Health provider plans $11.2M construction project
A health care provider along the lakeshore is planning an $11.2-million renovation and expansion project to enhance its delivery of nursing home, rehabilitation and dementia services.
The Oceana County Medical Care Facility in Hart is participating in a public hearing this Thursday at the Hart City Hall Community Center, at 407 State St., at 2:00 p.m. to receive feedback on its proposed project.
Greg Wilson, administrator at Oceana County Medical Care Facility, said the project addresses the organization’s renovation needs and would provide better care for residents.
“I think this is going to be a significant addition to our health care system in Oceana County,” Wilson said. “We are preparing the facility for the next 40 to 50 years caring for people with Alzheimer’s and meeting their needs. It is designed so that we can better meet the needs of those people who ask for and need a person-centered care.
Designed by the West Michigan-based architecture firm TowerPinkster with project manager Rob Courter, the project includes the renovation and expansion of the facility’s current amenities: expansion of the residents’ main dining room; upgrade part of the existing building originally built in 1965; construction of 16 rooms to the northeast side of the building; and creating 17 additional rooms to the special care Alzheimer’s unit.

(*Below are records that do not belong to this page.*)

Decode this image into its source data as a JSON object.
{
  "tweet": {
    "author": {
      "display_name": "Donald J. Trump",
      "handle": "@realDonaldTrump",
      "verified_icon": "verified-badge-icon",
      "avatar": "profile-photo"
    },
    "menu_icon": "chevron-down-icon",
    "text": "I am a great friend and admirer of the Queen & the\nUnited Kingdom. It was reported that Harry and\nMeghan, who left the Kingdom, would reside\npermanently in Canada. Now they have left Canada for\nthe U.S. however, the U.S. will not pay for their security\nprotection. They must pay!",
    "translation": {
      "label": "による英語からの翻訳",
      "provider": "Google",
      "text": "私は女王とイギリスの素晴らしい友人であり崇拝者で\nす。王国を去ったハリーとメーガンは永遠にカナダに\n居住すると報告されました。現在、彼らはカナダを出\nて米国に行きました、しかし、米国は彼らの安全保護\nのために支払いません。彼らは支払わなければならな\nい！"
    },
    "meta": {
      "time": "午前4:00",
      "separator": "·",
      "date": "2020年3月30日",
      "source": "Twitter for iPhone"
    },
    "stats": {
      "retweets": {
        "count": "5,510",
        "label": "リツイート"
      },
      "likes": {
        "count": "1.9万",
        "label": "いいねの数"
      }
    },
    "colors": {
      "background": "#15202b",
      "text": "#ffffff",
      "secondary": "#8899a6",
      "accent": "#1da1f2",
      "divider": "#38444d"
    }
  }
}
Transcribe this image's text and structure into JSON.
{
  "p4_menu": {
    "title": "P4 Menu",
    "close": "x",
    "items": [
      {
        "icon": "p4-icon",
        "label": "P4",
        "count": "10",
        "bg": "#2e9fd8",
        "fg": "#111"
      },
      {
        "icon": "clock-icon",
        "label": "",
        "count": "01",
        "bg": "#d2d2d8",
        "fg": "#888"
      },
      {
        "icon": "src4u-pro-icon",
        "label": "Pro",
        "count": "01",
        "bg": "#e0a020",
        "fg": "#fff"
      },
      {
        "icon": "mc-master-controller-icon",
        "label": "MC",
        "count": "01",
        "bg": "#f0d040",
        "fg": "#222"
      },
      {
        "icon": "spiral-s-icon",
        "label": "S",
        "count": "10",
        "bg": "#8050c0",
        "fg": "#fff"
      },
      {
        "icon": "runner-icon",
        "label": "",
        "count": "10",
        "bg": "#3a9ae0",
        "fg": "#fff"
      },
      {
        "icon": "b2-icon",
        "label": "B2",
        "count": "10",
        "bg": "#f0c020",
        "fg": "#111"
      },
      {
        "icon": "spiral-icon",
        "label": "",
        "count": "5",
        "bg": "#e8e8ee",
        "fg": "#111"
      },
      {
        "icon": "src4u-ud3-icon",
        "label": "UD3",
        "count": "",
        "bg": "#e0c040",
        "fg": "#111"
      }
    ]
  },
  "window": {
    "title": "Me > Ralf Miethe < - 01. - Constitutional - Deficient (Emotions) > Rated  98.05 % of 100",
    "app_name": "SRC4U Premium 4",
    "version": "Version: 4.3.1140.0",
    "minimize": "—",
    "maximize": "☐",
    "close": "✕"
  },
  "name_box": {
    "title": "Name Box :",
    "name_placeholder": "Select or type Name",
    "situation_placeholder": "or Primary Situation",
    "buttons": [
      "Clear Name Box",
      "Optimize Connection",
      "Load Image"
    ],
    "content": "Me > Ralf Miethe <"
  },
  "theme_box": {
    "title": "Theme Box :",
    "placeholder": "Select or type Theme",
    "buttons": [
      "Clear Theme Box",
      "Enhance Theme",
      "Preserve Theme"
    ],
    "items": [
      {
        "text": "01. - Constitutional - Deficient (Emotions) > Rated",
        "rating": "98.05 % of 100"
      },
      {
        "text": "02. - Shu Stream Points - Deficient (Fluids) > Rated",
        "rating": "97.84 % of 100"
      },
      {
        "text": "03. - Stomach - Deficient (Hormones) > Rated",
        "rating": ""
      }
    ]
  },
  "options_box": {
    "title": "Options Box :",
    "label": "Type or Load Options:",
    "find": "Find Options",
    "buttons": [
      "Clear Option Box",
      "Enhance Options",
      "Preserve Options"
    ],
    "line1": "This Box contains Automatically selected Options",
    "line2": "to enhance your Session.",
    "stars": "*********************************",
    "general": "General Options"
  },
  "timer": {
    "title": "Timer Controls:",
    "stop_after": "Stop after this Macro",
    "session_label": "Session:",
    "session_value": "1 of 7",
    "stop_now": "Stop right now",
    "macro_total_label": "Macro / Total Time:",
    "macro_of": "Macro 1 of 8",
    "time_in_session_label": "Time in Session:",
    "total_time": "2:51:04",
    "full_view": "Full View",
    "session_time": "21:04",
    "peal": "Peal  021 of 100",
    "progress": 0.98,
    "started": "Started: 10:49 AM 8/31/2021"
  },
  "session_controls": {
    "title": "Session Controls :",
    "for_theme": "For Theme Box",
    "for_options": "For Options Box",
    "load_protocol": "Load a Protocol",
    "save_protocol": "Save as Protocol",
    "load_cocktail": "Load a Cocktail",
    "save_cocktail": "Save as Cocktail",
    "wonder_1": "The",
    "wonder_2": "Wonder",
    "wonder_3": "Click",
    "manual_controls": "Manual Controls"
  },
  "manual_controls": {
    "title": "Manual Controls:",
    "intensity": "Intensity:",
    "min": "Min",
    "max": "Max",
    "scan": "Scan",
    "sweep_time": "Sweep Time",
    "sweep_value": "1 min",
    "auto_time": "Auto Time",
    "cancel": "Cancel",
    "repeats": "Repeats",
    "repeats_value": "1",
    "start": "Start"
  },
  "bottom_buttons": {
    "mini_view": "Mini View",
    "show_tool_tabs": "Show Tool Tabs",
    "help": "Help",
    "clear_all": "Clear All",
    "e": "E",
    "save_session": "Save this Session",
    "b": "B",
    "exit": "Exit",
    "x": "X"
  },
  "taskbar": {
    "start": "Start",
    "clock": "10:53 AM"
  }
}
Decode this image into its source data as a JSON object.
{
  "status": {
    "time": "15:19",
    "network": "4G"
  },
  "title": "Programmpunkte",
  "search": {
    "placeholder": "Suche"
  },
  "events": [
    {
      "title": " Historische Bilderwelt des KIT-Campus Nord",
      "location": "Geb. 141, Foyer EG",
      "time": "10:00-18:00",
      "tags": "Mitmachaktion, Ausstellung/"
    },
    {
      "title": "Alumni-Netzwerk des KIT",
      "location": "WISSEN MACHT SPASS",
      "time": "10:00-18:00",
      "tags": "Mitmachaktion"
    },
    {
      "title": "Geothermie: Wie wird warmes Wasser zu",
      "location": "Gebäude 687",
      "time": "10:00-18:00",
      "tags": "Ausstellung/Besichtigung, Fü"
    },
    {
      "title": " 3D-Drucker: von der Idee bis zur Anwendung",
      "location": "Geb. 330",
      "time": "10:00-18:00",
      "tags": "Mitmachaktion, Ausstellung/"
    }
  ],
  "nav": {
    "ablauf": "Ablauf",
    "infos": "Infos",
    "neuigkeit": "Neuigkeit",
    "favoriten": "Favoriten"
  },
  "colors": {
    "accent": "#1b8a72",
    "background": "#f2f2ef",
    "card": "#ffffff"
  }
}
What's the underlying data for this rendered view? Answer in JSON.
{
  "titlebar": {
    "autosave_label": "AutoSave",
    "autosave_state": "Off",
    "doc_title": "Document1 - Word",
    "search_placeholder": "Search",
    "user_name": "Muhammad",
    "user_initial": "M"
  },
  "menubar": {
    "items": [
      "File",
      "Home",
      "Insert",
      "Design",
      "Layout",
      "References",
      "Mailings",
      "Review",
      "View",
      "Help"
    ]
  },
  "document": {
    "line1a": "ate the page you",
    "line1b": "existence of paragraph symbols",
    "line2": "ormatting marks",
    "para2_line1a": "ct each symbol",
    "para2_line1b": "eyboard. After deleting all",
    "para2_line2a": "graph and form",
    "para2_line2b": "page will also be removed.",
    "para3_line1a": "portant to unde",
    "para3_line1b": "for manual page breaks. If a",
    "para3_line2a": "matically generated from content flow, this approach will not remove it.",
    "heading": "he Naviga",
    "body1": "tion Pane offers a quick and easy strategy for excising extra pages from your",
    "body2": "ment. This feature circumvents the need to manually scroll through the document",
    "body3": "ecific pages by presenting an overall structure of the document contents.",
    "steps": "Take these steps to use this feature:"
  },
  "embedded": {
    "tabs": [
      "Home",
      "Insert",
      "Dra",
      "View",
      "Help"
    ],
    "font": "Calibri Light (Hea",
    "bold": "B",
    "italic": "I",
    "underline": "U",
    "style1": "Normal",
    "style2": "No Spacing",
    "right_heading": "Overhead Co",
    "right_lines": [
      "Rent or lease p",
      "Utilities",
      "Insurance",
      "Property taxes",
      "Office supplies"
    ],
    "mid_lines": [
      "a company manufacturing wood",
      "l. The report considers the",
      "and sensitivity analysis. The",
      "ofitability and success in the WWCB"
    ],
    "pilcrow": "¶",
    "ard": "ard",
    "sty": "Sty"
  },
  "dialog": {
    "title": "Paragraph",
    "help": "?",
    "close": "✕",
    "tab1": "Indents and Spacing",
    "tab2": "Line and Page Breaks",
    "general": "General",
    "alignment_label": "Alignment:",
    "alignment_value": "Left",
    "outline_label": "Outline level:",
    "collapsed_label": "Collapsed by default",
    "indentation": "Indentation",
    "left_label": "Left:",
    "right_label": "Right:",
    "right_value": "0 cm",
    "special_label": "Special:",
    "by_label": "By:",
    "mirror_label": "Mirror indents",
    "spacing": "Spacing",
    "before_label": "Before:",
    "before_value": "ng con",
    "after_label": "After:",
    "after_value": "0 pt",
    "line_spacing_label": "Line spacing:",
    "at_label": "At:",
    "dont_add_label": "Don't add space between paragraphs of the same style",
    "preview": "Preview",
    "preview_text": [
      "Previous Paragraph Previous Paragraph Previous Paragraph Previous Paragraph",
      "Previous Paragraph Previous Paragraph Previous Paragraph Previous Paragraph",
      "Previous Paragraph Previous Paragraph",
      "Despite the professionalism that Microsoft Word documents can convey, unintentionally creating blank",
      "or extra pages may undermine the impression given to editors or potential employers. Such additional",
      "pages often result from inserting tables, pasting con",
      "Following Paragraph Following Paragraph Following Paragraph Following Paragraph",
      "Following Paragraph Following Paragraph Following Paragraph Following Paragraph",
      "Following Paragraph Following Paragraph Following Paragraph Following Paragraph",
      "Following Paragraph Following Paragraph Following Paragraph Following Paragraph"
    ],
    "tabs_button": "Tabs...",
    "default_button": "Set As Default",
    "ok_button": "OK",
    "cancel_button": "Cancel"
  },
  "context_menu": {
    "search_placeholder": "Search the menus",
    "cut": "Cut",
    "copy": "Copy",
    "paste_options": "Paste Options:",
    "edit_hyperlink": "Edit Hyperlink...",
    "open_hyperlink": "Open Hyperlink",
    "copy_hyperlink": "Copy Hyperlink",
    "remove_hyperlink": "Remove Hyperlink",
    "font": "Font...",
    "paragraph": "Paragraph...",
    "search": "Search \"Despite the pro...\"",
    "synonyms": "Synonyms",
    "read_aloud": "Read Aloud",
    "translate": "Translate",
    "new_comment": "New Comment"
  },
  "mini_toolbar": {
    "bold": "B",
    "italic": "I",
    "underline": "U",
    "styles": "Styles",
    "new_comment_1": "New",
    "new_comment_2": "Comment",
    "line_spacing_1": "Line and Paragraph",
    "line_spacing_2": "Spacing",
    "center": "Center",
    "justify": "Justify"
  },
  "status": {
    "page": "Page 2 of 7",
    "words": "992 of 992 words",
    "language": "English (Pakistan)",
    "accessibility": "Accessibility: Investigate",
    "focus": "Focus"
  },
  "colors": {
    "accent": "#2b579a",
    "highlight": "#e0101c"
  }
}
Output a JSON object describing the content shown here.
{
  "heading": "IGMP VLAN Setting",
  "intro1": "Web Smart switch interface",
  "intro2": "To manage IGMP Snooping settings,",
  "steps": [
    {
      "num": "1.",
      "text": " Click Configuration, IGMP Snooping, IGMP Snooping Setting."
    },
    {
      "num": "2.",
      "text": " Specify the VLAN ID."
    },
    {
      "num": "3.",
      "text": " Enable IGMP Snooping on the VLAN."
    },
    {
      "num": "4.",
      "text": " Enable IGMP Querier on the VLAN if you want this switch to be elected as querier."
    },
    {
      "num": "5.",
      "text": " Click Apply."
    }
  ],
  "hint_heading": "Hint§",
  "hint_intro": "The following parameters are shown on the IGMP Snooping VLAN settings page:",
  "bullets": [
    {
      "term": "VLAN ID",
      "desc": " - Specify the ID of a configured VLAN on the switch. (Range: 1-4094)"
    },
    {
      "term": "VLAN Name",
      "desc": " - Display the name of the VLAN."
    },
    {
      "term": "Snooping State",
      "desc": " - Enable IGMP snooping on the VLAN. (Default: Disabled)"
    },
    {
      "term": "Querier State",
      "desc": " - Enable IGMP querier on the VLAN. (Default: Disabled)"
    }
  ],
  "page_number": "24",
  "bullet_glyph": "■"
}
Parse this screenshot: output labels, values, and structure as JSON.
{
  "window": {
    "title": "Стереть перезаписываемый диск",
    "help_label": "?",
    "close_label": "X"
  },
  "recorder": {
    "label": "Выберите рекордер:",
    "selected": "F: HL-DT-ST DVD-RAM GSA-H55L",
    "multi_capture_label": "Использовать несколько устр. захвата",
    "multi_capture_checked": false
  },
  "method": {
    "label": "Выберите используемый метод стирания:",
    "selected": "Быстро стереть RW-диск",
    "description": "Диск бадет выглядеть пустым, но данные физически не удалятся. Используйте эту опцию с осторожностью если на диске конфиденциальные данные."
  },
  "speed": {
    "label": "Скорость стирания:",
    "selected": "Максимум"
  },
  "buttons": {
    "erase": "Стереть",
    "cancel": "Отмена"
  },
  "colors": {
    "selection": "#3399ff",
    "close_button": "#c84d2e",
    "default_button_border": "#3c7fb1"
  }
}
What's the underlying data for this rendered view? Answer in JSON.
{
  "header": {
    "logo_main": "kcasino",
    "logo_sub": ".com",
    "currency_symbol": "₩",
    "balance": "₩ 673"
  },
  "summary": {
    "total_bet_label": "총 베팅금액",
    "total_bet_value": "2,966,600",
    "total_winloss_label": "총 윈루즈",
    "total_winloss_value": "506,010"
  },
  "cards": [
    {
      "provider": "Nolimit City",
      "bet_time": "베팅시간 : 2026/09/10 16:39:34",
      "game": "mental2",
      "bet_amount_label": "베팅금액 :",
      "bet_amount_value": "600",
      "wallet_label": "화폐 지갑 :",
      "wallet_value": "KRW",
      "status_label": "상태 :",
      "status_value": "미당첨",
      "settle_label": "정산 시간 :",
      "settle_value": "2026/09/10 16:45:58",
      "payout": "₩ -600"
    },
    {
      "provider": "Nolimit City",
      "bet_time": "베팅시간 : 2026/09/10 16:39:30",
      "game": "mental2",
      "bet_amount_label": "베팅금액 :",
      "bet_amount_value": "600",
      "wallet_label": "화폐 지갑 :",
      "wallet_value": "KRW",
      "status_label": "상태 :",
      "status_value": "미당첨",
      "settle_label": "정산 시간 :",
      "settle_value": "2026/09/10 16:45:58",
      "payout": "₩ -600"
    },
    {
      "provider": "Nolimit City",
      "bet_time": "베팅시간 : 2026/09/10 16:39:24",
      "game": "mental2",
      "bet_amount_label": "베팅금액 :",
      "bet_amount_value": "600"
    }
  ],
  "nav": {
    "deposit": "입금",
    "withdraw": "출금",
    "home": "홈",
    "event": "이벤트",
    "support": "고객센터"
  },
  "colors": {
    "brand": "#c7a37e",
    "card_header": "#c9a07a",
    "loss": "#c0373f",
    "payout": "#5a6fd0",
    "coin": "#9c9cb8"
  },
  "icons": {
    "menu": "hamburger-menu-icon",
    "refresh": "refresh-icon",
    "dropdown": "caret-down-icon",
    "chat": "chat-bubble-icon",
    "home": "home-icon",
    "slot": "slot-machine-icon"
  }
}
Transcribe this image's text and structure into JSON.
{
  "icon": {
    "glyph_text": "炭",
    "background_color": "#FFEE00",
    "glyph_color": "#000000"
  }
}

Currently, the facility has 18 beds in its special care Alzheimer’s unit, and it has a long-standing waiting list with more than 25 people needing care.
“There are actually a couple of aspects that we are dealing with,” Wilson said. “We have an older building that needs to be torn down and rebuilt. It was built back in the mid 60s, and it is going to be 50 years old.
“We are also trying to create some more private space, since that is really what seniors are asking for when they go into nursing homes. When we are all done, most of the rooms in the facility will be private rooms.”
Another aspect of the project includes the facility’s rehabilitation wing, which focuses on short-term outpatient care.
Although the health care provider has offered rehabilitation services for years, Wilson said the project incorporates developing facility space solely for patients receiving care and returning home.
“We have been doing rehab in this facility forever,” Wilson said. “It is going to be a more focused area for short-term rehab. It is going to have its own dining room, its own activity room and private rooms with showers. We are seeing people who are coming in for short-term rehab don’t generally want to be mixed in with the resident population and just want to come in, get their rehab and go home.”
Financing for the $11.2-million facility is anticipated to come from a variety of sources: organizational funds, community fundraising and grant funding.
The organization has roughly half of the $11.2 million available from saving funds over the years and is pursuing a $2-million grant from the Harry and Jeanette Weinberg Foundation.
“We are working with the Oceana community foundation to help us facilitate the fundraising, and we have also hired a private grant writer to help us with the fundraising efforts and help us write the grant for the Weinberg Foundation,” Wilson said.
If the project receives Certificate of Need approval, Wilson said the organization is hoping to break ground in December, with building and renovation anticipated to last about 27 months.
The construction for the project will be handled by Christman Company in Lansing.
The Oceana County Medical Care Facility employs a range of staff members to provide 24-hour care for residents and patients: licensed nurses, certified nursing assistants, social work professionals, diet technicians, physical therapists, speech therapists and massage therapists.